The task
Return each line of the records below in which the string "FİNAL" turns up.

Provided entries

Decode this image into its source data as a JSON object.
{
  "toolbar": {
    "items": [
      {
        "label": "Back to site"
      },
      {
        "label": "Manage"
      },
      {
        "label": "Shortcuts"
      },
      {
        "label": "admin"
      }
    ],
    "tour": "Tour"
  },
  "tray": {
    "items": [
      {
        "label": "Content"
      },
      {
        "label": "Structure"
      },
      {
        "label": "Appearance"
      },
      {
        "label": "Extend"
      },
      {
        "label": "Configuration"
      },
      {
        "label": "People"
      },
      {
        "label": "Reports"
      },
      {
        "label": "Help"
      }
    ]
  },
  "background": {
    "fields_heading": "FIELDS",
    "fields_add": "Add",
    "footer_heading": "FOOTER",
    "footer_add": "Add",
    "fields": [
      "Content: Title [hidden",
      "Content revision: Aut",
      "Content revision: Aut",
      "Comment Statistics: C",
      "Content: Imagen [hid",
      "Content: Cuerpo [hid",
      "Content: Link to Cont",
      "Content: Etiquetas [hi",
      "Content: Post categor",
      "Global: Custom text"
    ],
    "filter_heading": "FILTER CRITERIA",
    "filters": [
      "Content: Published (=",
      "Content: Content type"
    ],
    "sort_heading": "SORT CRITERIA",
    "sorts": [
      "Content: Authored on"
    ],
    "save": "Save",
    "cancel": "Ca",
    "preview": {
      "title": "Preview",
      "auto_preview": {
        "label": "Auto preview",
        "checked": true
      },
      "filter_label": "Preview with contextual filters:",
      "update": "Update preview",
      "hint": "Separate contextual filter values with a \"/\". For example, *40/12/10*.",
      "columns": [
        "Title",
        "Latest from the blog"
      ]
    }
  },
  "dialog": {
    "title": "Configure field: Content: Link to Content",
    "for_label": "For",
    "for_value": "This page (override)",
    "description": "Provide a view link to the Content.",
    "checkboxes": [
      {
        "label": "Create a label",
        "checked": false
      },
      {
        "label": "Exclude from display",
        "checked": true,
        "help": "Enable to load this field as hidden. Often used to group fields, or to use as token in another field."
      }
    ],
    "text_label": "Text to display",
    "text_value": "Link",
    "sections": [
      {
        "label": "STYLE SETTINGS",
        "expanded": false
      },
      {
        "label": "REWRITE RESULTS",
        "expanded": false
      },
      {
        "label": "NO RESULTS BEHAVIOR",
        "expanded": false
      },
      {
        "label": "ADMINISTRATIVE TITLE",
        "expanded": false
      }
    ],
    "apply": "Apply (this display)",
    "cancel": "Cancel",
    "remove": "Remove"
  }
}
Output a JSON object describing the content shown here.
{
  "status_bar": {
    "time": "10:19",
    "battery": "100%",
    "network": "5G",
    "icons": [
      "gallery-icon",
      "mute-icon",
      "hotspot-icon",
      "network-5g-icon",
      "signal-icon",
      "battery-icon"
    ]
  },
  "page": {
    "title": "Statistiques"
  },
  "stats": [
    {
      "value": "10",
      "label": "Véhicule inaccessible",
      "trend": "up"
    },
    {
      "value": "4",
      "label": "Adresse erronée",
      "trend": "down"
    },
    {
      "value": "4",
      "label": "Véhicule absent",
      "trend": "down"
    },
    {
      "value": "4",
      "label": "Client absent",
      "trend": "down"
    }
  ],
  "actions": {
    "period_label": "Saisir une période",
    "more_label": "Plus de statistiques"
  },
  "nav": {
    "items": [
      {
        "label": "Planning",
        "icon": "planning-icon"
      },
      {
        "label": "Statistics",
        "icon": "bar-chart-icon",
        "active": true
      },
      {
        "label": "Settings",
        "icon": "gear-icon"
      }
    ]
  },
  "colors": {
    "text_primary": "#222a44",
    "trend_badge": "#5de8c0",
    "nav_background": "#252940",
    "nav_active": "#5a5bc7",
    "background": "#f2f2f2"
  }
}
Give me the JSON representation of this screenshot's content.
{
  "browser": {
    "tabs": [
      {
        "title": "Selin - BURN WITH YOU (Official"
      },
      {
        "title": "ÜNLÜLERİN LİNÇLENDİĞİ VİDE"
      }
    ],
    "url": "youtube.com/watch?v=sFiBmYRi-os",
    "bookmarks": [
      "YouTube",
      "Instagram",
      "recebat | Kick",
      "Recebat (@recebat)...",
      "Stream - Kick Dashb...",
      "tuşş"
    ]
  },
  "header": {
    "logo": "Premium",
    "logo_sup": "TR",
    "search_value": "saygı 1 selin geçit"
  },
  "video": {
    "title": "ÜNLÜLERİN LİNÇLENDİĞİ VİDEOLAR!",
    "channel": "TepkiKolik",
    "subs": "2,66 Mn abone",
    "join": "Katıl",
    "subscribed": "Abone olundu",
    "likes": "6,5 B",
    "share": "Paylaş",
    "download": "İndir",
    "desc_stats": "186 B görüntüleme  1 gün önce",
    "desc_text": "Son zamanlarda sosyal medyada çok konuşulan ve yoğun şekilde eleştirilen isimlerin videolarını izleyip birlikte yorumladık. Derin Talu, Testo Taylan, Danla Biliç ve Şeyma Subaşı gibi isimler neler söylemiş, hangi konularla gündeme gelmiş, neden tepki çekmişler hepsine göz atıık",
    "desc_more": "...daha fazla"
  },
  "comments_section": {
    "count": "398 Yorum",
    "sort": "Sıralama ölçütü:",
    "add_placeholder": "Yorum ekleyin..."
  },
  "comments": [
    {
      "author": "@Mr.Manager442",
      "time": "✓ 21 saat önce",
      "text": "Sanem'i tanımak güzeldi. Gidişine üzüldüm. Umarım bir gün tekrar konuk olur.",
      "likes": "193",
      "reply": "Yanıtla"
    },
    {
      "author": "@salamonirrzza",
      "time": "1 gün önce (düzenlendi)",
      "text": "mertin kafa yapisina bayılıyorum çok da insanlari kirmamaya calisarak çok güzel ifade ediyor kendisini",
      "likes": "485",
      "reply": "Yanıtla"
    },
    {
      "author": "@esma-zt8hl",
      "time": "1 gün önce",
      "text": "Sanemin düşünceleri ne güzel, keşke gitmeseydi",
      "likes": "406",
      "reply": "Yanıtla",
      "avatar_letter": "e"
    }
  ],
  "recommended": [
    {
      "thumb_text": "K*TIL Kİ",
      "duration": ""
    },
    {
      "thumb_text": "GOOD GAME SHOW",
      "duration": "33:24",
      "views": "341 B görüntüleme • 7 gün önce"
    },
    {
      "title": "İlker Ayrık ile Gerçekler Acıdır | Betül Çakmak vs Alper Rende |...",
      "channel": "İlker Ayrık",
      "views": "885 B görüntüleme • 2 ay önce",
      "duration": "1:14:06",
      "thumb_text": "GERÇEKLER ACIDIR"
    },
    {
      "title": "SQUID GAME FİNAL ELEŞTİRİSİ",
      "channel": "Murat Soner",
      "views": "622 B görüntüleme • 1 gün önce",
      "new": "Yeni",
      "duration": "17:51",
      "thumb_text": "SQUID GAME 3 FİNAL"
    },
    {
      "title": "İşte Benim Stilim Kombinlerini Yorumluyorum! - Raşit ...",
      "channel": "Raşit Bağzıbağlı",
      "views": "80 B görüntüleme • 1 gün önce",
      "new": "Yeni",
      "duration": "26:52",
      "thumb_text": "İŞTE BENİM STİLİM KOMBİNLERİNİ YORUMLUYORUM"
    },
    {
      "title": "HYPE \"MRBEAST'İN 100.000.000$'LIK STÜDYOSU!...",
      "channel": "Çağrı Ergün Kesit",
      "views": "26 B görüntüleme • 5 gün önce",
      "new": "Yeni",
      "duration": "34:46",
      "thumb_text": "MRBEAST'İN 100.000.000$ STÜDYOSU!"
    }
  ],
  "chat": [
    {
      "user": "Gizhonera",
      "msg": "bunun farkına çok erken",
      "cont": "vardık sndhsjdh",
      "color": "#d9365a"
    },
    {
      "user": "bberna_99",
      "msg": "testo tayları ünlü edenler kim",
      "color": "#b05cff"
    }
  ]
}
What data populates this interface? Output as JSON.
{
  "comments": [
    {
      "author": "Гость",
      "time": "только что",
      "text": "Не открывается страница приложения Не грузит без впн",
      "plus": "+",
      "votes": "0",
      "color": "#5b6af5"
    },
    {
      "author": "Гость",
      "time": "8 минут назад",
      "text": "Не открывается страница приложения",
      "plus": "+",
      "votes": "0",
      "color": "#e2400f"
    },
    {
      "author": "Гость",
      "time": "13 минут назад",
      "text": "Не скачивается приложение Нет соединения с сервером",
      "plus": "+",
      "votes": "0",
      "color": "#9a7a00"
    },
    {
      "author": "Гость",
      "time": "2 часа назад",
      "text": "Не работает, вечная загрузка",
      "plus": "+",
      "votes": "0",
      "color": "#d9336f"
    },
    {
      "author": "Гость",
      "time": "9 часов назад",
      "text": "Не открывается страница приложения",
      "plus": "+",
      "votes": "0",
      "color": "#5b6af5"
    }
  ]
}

Solution to the problem
      "title": "SQUID GAME FİNAL ELEŞTİRİSİ",
      "thumb_text": "SQUID GAME 3 FİNAL"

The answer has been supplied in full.